__What is being asked__:
Each line of the listing is to be retyped exactly as given.

┌──

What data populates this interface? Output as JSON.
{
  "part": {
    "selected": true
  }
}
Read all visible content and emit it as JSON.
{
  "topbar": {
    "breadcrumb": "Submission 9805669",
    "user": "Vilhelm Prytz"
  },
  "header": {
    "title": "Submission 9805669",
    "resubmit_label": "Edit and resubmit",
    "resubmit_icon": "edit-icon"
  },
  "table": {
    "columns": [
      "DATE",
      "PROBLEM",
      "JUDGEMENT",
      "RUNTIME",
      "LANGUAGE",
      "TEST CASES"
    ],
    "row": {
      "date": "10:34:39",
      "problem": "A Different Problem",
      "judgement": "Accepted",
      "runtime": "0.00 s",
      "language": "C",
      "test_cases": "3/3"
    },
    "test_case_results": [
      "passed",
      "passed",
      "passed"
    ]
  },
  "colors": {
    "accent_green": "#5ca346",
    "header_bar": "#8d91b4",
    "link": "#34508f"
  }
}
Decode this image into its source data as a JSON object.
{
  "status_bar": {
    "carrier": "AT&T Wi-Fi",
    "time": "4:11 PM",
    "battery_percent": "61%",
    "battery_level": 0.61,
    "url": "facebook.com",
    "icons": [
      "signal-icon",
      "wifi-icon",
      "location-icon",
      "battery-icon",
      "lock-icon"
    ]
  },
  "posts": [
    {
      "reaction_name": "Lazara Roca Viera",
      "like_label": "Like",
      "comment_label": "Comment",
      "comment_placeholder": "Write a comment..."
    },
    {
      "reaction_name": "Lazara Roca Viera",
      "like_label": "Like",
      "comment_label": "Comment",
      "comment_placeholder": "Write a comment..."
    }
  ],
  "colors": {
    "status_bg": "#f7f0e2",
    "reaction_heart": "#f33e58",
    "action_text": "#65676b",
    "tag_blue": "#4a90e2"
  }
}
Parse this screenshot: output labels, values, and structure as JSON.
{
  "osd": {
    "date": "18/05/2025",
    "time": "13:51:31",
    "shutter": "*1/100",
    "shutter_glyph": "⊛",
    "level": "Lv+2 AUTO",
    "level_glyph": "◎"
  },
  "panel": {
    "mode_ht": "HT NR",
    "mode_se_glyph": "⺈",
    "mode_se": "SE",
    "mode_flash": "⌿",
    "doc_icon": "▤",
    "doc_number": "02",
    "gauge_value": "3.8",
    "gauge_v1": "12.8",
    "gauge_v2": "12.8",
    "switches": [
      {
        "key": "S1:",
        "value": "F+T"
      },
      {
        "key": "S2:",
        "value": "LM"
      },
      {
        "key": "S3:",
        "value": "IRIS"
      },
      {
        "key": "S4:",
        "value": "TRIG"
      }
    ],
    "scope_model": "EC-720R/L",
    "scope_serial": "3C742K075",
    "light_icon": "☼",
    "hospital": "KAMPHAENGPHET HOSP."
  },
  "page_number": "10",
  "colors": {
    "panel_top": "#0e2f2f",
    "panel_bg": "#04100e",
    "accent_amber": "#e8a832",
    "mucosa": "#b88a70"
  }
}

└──

__Answer section__:
What data populates this interface? Output as JSON.
{
  "part": {
    "selected": true
  }
}
Read all visible content and emit it as JSON.
{
  "topbar": {
    "breadcrumb": "Submission 9805669",
    "user": "Vilhelm Prytz"
  },
  "header": {
    "title": "Submission 9805669",
    "resubmit_label": "Edit and resubmit",
    "resubmit_icon": "edit-icon"
  },
  "table": {
    "columns": [
      "DATE",
      "PROBLEM",
      "JUDGEMENT",
      "RUNTIME",
      "LANGUAGE",
      "TEST CASES"
    ],
    "row": {
      "date": "10:34:39",
      "problem": "A Different Problem",
      "judgement": "Accepted",
      "runtime": "0.00 s",
      "language": "C",
      "test_cases": "3/3"
    },
    "test_case_results": [
      "passed",
      "passed",
      "passed"
    ]
  },
  "colors": {
    "accent_green": "#5ca346",
    "header_bar": "#8d91b4",
    "link": "#34508f"
  }
}
Decode this image into its source data as a JSON object.
{
  "status_bar": {
    "carrier": "AT&T Wi-Fi",
    "time": "4:11 PM",
    "battery_percent": "61%",
    "battery_level": 0.61,
    "url": "facebook.com",
    "icons": [
      "signal-icon",
      "wifi-icon",
      "location-icon",
      "battery-icon",
      "lock-icon"
    ]
  },
  "posts": [
    {
      "reaction_name": "Lazara Roca Viera",
      "like_label": "Like",
      "comment_label": "Comment",
      "comment_placeholder": "Write a comment..."
    },
    {
      "reaction_name": "Lazara Roca Viera",
      "like_label": "Like",
      "comment_label": "Comment",
      "comment_placeholder": "Write a comment..."
    }
  ],
  "colors": {
    "status_bg": "#f7f0e2",
    "reaction_heart": "#f33e58",
    "action_text": "#65676b",
    "tag_blue": "#4a90e2"
  }
}
Parse this screenshot: output labels, values, and structure as JSON.
{
  "osd": {
    "date": "18/05/2025",
    "time": "13:51:31",
    "shutter": "*1/100",
    "shutter_glyph": "⊛",
    "level": "Lv+2 AUTO",
    "level_glyph": "◎"
  },
  "panel": {
    "mode_ht": "HT NR",
    "mode_se_glyph": "⺈",
    "mode_se": "SE",
    "mode_flash": "⌿",
    "doc_icon": "▤",
    "doc_number": "02",
    "gauge_value": "3.8",
    "gauge_v1": "12.8",
    "gauge_v2": "12.8",
    "switches": [
      {
        "key": "S1:",
        "value": "F+T"
      },
      {
        "key": "S2:",
        "value": "LM"
      },
      {
        "key": "S3:",
        "value": "IRIS"
      },
      {
        "key": "S4:",
        "value": "TRIG"
      }
    ],
    "scope_model": "EC-720R/L",
    "scope_serial": "3C742K075",
    "light_icon": "☼",
    "hospital": "KAMPHAENGPHET HOSP."
  },
  "page_number": "10",
  "colors": {
    "panel_top": "#0e2f2f",
    "panel_bg": "#04100e",
    "accent_amber": "#e8a832",
    "mucosa": "#b88a70"
  }
}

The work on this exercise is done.